Responding to stories of young people who have experienced identity theft and other financial challenges, Congress enacted legislation that requires child welfare agencies to order annual credit reports for all youth in foster care beginning at age 14. This requirement has created a unique set of challenges for child welfare agencies with little knowledge of credit issues. Agencies now must set up systems to request and interpret reports and work with youth who have credit problems to dispute those problems with businesses and credit bureaus. Despite these challenges, the provision holds promise to ensure that no young person leaves foster care with credit issues that can compromise their financial stability.

The Foundation has supported the implementation of this requirement in several ways:

  • developing the Credit Check Learning Community for child welfare agency staff eager to engage with each other and share implementation challenges and successes;
  • publishing Youth and Credit: Protecting the Credit of Youth in Foster Care, a guide on complying with the credit check requirement in a way that engages youth;
  • developing a Q&A on implementation, which serves as a guide for state and local agencies responsible for implementing the law;
  • producing a six-part webinar series with guidance on how to implement the requirement and information to increase basic knowledge about credit so that adults working with young people in foster care can underscore the importance of a good credit profile.

The credit check requirement has also stimulated interest in building the knowledge and skills of all youth in foster care, not just those with credit problems, so they can successfully manage their finances. While classroom learning is certainly a start, it’s important to note that nothing can match the real-world experience of deciding which car to buy or how much to save — or the value of having a supportive adult to help one make wise financial decisions when it comes to such experiences.

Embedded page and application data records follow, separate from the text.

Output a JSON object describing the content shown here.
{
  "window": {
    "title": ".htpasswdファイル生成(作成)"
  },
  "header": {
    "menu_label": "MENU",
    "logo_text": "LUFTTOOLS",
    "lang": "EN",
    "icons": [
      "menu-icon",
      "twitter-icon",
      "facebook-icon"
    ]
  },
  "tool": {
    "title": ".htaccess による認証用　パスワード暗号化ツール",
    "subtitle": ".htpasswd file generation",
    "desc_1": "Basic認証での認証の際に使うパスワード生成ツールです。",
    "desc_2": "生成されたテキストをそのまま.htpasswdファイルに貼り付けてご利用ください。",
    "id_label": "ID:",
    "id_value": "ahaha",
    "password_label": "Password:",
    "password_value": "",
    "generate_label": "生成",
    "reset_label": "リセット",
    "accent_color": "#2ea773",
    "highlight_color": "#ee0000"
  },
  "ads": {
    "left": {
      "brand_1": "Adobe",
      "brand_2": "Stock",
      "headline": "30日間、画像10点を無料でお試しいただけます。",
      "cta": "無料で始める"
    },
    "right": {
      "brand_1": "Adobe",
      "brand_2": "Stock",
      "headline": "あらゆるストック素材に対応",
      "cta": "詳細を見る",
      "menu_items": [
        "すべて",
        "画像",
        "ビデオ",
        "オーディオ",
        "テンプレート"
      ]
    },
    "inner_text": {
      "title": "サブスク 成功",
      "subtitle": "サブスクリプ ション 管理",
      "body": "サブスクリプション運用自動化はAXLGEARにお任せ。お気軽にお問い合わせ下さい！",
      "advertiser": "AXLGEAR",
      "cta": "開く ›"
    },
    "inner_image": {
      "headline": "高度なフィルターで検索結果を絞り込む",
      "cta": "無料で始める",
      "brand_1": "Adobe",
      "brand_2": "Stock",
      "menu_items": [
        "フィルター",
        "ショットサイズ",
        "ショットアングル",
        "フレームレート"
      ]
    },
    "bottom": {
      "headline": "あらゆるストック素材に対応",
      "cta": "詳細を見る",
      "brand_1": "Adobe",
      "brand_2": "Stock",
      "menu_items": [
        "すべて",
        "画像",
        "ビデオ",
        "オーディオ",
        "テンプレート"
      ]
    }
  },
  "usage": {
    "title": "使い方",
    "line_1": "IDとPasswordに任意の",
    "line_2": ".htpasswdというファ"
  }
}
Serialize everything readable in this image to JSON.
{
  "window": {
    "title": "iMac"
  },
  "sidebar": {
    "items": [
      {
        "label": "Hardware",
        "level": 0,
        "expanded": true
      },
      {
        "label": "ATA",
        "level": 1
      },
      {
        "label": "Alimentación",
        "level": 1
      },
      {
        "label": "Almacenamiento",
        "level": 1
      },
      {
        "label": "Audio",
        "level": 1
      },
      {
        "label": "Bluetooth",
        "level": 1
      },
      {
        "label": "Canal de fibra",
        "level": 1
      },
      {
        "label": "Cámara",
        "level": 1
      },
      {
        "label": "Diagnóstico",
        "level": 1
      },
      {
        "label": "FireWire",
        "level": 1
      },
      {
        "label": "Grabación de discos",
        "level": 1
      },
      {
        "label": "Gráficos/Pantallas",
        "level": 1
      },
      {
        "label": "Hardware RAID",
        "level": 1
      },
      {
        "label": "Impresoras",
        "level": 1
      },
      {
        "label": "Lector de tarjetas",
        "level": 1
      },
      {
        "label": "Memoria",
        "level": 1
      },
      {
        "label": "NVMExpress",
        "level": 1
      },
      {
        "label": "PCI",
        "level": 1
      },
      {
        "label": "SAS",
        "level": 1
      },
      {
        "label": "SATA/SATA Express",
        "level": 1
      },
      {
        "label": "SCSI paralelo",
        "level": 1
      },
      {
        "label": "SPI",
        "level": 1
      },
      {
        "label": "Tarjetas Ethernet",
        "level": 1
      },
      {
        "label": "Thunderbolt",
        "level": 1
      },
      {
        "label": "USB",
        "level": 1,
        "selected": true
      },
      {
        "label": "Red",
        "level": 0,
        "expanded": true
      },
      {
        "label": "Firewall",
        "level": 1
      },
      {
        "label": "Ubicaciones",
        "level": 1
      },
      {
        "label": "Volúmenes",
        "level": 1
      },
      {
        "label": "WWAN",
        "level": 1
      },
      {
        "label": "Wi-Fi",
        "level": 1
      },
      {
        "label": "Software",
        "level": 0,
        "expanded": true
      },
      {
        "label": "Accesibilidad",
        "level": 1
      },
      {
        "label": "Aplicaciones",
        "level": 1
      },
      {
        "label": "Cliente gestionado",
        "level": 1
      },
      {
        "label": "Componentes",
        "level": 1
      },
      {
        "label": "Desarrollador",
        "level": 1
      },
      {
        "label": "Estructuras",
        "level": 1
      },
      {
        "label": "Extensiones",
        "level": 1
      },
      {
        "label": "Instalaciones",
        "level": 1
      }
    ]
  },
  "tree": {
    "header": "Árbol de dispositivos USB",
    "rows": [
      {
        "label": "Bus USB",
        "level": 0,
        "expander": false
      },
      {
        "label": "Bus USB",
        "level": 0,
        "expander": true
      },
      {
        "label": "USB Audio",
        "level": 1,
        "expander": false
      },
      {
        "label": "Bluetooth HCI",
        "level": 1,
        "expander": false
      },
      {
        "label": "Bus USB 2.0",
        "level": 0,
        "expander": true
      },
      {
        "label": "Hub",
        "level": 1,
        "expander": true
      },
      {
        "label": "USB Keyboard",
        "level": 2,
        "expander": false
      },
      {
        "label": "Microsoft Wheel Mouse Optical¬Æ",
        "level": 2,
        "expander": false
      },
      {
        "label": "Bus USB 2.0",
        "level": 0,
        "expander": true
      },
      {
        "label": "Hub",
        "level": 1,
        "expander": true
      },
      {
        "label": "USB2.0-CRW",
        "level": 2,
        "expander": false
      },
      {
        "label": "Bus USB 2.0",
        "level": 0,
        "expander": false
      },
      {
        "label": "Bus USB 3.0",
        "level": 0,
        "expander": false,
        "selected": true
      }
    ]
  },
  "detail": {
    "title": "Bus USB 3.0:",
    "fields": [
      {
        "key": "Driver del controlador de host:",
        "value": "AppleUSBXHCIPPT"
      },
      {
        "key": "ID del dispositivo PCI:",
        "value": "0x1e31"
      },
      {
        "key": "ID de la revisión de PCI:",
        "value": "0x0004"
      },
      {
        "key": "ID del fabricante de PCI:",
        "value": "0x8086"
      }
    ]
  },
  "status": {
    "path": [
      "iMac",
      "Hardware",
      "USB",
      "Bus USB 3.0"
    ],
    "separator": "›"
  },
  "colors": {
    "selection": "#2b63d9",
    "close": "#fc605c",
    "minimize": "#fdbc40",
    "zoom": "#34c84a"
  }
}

Still, a number of resources are available to help agencies take that first step in empowering youth. The Jim Casey Youth Opportunities Initiative sites — many of whom have been offering financial literacy classes and Individual Development Accounts (IDAs) to young people transitioning from foster care for more than a decade — has identified a number of dos and don’ts in this arena. The initiative has developed a curriculum with and for young people that includes fun and interactive exercises. In addition, the Children’s Bureau of the U.S. Department of Health and Human Services has created a financial empowerment tool kit for adults working with youth younger than 18 and young adults transitioning out of foster care.